RecordsEdit

CFLEdit

In CFL football Dave Dickenson of the BC Lions has produced some of the highest professional passing efficiency numbers. Although limited by injuries in 2005, he set two regular season records with a 74 percent completion percentage and an efficiency rating of 118.8. His numbers for the year were: 253/342, 3338 yards, 74% completion rate, 21 TDs, 5 INTs. He opened the 2006 season by setting a CFL single-game passing efficiency rating record of 150.61. He capped 3 of the 4 criteria for passing efficiency and was 28/34, 362 yards, 5 TDs, 0 INTs.

NFLEdit

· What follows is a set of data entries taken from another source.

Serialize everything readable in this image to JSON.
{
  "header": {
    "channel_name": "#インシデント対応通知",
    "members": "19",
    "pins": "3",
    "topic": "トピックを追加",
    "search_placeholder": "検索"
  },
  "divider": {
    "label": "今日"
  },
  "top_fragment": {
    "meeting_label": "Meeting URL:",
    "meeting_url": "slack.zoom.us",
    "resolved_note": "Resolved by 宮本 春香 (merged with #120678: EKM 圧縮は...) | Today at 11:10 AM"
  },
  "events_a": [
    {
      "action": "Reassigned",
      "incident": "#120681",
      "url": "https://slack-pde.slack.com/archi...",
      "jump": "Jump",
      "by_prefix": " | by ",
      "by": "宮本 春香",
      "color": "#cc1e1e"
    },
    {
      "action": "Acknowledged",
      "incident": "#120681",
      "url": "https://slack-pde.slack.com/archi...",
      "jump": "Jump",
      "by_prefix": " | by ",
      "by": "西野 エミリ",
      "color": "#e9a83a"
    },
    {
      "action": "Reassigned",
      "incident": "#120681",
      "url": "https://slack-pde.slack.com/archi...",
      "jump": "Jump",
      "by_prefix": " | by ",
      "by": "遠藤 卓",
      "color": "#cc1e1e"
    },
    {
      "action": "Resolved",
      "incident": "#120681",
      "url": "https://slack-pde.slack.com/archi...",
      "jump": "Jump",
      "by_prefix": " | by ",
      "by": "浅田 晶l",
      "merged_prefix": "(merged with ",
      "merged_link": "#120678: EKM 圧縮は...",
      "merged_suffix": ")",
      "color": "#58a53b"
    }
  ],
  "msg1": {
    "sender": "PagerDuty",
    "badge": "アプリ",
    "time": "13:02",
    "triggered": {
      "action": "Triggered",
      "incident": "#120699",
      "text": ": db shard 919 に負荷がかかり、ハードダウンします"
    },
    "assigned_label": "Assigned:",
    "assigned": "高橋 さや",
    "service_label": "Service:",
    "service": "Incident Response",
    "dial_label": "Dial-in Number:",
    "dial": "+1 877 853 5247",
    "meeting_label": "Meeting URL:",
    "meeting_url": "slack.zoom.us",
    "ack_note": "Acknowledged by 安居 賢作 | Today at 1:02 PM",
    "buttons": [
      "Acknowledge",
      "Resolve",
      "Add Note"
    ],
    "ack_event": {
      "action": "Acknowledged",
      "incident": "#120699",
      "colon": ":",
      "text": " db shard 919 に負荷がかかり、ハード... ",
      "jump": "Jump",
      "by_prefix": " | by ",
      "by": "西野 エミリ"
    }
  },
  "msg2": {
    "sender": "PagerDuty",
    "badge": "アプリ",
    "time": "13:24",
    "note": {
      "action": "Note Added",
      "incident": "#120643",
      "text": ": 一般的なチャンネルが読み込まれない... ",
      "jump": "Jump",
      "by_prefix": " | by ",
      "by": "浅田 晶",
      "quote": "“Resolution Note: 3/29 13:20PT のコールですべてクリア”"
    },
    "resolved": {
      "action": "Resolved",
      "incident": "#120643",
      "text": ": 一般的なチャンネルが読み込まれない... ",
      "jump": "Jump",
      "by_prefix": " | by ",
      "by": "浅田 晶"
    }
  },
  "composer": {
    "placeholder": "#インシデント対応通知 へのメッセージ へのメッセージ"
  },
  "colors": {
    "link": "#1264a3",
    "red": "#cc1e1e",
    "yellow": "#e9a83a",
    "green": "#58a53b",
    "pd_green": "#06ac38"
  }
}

Steve Young currently holds the NFL record for the highest career passer rating for any player with at least 1500 attempts with a mark of 96.8. The highest passer rating for a complete season is 121.1 set by Peyton Manning in 2004. Also in 2005, rookie Ben Roethlisberger posted a mark of 98.1, setting a new record for first-year passers. There have been 34 quarterbacks to complete a game with a perfect passer rating of 158.3 (and only 4 to have accomplished this more than once), the most recent being Ben Roethlisberger in 2007.

NCAAEdit

In NCAA Football Bowl Subdivision (formerly division I-A), the career record for passing efficiency is held by Ryan Dinwiddie of Boise State, who had a career mark of 168.9 between 2000 and 2003. The single-season record belongs to Colt Brennan of Hawaii, who amassed a passer rating of 186.0 over the 2006 season, while the freshman record belongs to Michael Vick of Virginia Tech, whose rating during the 1999 season was 180.4. Current NCAA Football Bowl Subdivision passing efficiency ratings can be found here.

See alsoEdit

External links and referencesEdit